▶ **Exercise details**
Each line below must be reproduced exactly.
-- -- --
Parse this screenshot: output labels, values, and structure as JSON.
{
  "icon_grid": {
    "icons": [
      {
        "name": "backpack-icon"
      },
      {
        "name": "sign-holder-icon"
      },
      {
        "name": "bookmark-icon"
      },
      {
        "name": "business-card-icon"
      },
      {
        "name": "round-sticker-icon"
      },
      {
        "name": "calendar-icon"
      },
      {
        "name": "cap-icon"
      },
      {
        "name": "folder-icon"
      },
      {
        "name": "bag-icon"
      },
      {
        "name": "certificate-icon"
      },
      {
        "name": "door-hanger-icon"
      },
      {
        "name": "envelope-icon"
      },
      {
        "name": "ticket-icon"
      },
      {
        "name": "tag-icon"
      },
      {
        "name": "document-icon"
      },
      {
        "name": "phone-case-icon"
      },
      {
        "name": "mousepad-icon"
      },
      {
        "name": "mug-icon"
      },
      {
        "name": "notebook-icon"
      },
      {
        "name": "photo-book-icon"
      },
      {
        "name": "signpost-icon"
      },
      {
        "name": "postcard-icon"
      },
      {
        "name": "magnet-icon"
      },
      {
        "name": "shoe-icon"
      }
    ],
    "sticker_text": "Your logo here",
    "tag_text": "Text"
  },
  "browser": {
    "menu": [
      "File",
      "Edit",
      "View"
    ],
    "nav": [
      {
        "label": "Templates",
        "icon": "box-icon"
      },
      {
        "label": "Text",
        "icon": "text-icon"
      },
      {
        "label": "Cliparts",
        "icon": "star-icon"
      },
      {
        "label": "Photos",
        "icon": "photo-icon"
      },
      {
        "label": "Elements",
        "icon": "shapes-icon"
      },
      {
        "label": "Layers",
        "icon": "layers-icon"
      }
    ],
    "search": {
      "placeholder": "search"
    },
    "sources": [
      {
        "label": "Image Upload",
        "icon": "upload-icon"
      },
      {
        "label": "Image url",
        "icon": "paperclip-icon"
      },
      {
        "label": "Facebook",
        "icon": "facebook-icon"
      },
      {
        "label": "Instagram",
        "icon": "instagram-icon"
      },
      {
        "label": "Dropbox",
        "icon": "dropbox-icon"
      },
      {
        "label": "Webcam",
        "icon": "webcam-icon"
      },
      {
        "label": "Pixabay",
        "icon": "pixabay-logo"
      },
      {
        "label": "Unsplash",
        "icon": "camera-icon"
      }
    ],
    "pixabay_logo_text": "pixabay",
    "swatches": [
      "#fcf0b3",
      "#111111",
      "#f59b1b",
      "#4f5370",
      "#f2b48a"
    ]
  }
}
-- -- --
▶ **Solution**
Parse this screenshot: output labels, values, and structure as JSON.
{
  "icon_grid": {
    "icons": [
      {
        "name": "backpack-icon"
      },
      {
        "name": "sign-holder-icon"
      },
      {
        "name": "bookmark-icon"
      },
      {
        "name": "business-card-icon"
      },
      {
        "name": "round-sticker-icon"
      },
      {
        "name": "calendar-icon"
      },
      {
        "name": "cap-icon"
      },
      {
        "name": "folder-icon"
      },
      {
        "name": "bag-icon"
      },
      {
        "name": "certificate-icon"
      },
      {
        "name": "door-hanger-icon"
      },
      {
        "name": "envelope-icon"
      },
      {
        "name": "ticket-icon"
      },
      {
        "name": "tag-icon"
      },
      {
        "name": "document-icon"
      },
      {
        "name": "phone-case-icon"
      },
      {
        "name": "mousepad-icon"
      },
      {
        "name": "mug-icon"
      },
      {
        "name": "notebook-icon"
      },
      {
        "name": "photo-book-icon"
      },
      {
        "name": "signpost-icon"
      },
      {
        "name": "postcard-icon"
      },
      {
        "name": "magnet-icon"
      },
      {
        "name": "shoe-icon"
      }
    ],
    "sticker_text": "Your logo here",
    "tag_text": "Text"
  },
  "browser": {
    "menu": [
      "File",
      "Edit",
      "View"
    ],
    "nav": [
      {
        "label": "Templates",
        "icon": "box-icon"
      },
      {
        "label": "Text",
        "icon": "text-icon"
      },
      {
        "label": "Cliparts",
        "icon": "star-icon"
      },
      {
        "label": "Photos",
        "icon": "photo-icon"
      },
      {
        "label": "Elements",
        "icon": "shapes-icon"
      },
      {
        "label": "Layers",
        "icon": "layers-icon"
      }
    ],
    "search": {
      "placeholder": "search"
    },
    "sources": [
      {
        "label": "Image Upload",
        "icon": "upload-icon"
      },
      {
        "label": "Image url",
        "icon": "paperclip-icon"
      },
      {
        "label": "Facebook",
        "icon": "facebook-icon"
      },
      {
        "label": "Instagram",
        "icon": "instagram-icon"
      },
      {
        "label": "Dropbox",
        "icon": "dropbox-icon"
      },
      {
        "label": "Webcam",
        "icon": "webcam-icon"
      },
      {
        "label": "Pixabay",
        "icon": "pixabay-logo"
      },
      {
        "label": "Unsplash",
        "icon": "camera-icon"
      }
    ],
    "pixabay_logo_text": "pixabay",
    "swatches": [
      "#fcf0b3",
      "#111111",
      "#f59b1b",
      "#4f5370",
      "#f2b48a"
    ]
  }
}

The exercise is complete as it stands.